Page:Southern Historical Society Papers volume 08.djvu/474
462 Southern Historical Society Papers.
the road, and 4 P. M. by the time the head of Patton Anderson's brigade, of the rear division, could reach the point at which the line of its corps crossed the road.* This caused it to be half-past 4, or even later, before General Bragg's line to the left of the road was com- pleted. As General Polk had to follow the movements of General Bragg's troops and form his line parallel to that portion of them placed to the left of the road, and as he actually got into position between 4 and 5, it is evident that neither at this nor at any other time during the entire march was the delay in question attributable to his move- ments. While Clark's division was being placed in line Cheatham's arrived from Purdy, having marched the entire distance since that morning. He was thus in position quite as soon as he would have been had he joined the command earlier.
In conclusion, permit me to offer an extract from General Folk's official report. After stating the measures taken to place his corps in position he goes on to say :

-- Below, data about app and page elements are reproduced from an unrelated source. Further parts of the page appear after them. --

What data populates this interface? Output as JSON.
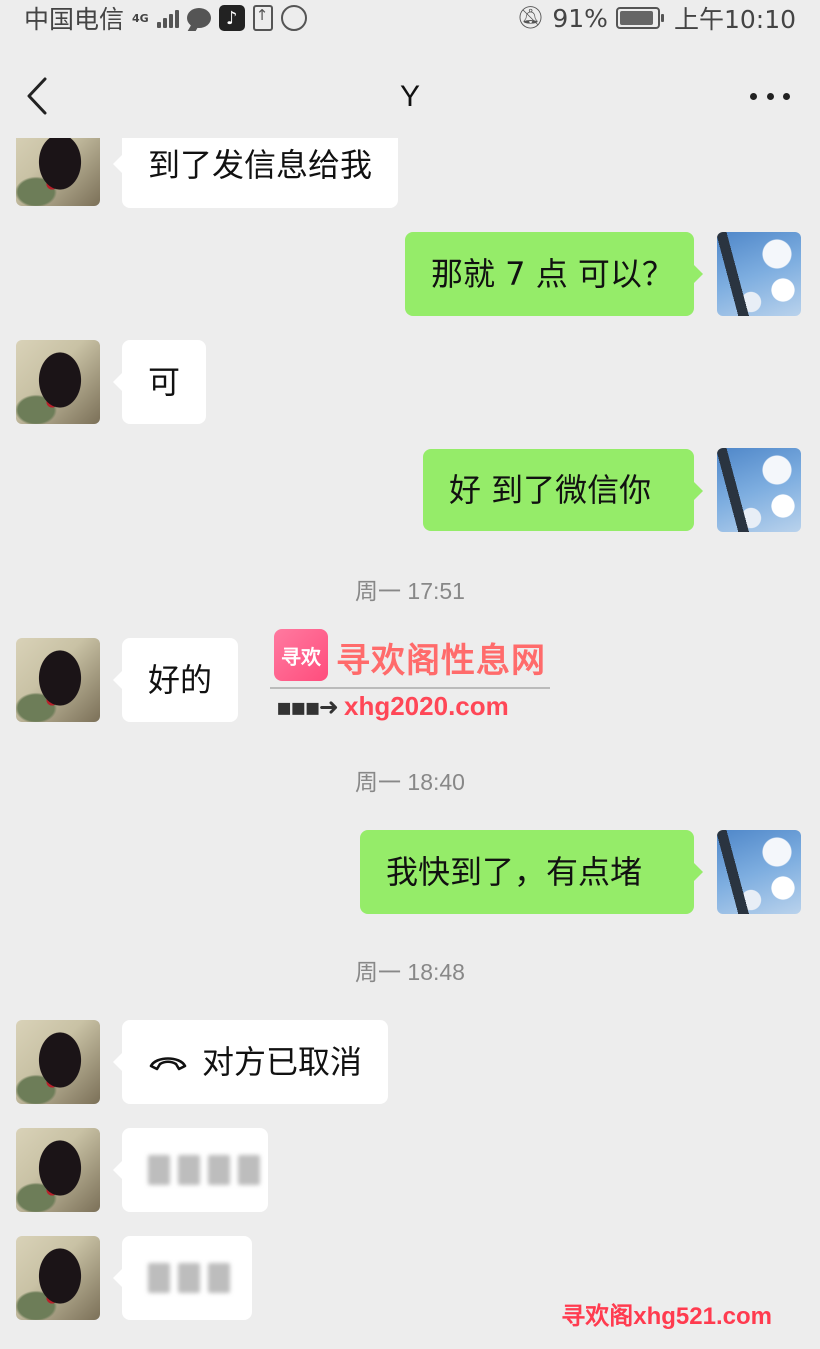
{
  "status_bar": {
    "carrier": "中国电信",
    "network": "4G",
    "battery": "91%",
    "time": "上午10:10",
    "icons": [
      "signal-icon",
      "message-icon",
      "tiktok-icon",
      "upload-icon",
      "cast-icon",
      "bell-off-icon",
      "battery-icon"
    ]
  },
  "header": {
    "title": "Y",
    "back_icon": "chevron-left-icon",
    "more_icon": "more-icon"
  },
  "messages": [
    {
      "side": "left",
      "text": "到了发信息给我"
    },
    {
      "side": "right",
      "text": "那就 7 点 可以？"
    },
    {
      "side": "left",
      "text": "可"
    },
    {
      "side": "right",
      "text": "好 到了微信你"
    },
    {
      "type": "timestamp",
      "text": "周一 17:51"
    },
    {
      "side": "left",
      "text": "好的"
    },
    {
      "type": "timestamp",
      "text": "周一 18:40"
    },
    {
      "side": "right",
      "text": "我快到了，有点堵"
    },
    {
      "type": "timestamp",
      "text": "周一 18:48"
    },
    {
      "side": "left",
      "kind": "call",
      "text": "对方已取消"
    },
    {
      "side": "left",
      "kind": "blurred"
    },
    {
      "side": "left",
      "kind": "blurred"
    }
  ],
  "watermarks": {
    "mid_logo": "寻欢",
    "mid_title": "寻欢阁性息网",
    "mid_url": "xhg2020.com",
    "bottom": "寻欢阁xhg521.com"
  },
  "colors": {
    "background": "#ededed",
    "bubble_self": "#95ec69",
    "bubble_other": "#ffffff",
    "timestamp": "#888888"
  }
}
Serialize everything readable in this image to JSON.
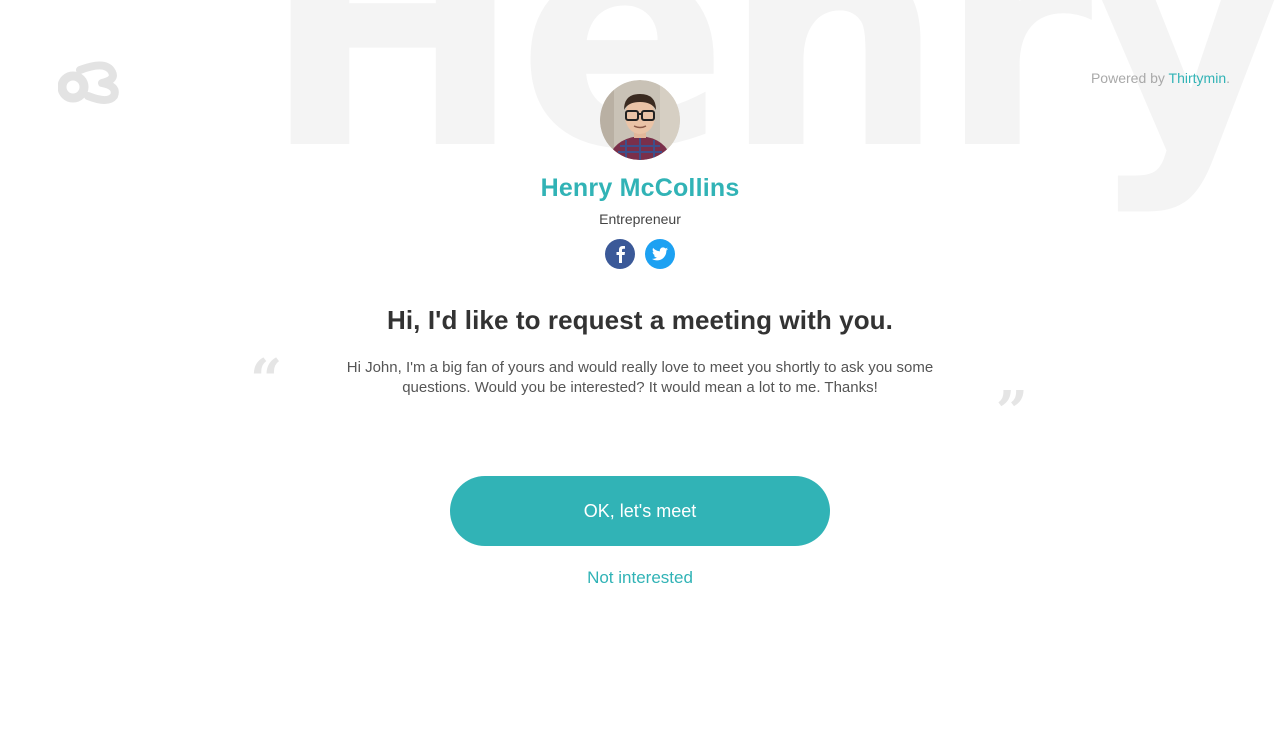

" By this time it was near 4 o'clock P. M., and on arriving I was in- formed that General Beauregard desired to see me immediately. I rode forward at once to his head-quarters, where I found General Bragg and himself in conversation. He said, with some feeling, ' I am very much disappointed at the delay which has occurred in getting the troops into position.' I replied, so am I, sir, but so far as I am con- cerned my orders are to form on another line General Bragg's left wing, and that line must first be established before I can form upon it.f I continued : I reached Mickey's at nightfall yesterday (the 4th), whence I could not move, because of the troops which were before me, until 2 P. M. to-day. I then promptly followed the column in front of me, and have been in position to form upon it so soon as its line was established. He said he regretted the delay exceedingly, as it would make it necessary to forego the attack altogether ; that our success de- pended upon our surprising the enemy ; that this was now impossible, and we must fall back on Corinth. Here General Johnston came up and asked what was the matter. General Beauregard repeated what he had said to me. General Johnston remarked that this would never do, and proceeded to assign reasons for that opinion. He then asked what I thought of it. I replied that my troops were in as good condi- tion as they had ever been ; that they were eager for battle ; that to retire now would operate injuriously upon them, and that I thought we ought to attack." J
- Patton Anderson's Report, p. 276 1st volume Official Reports Battles C. S. A.
fBragg's formation had not then been completed.
JThis conversation is the substance of the " council of war " about which so much has been written by Swinton and others. We believe it is the only official record of it left by a participant. W. M. P.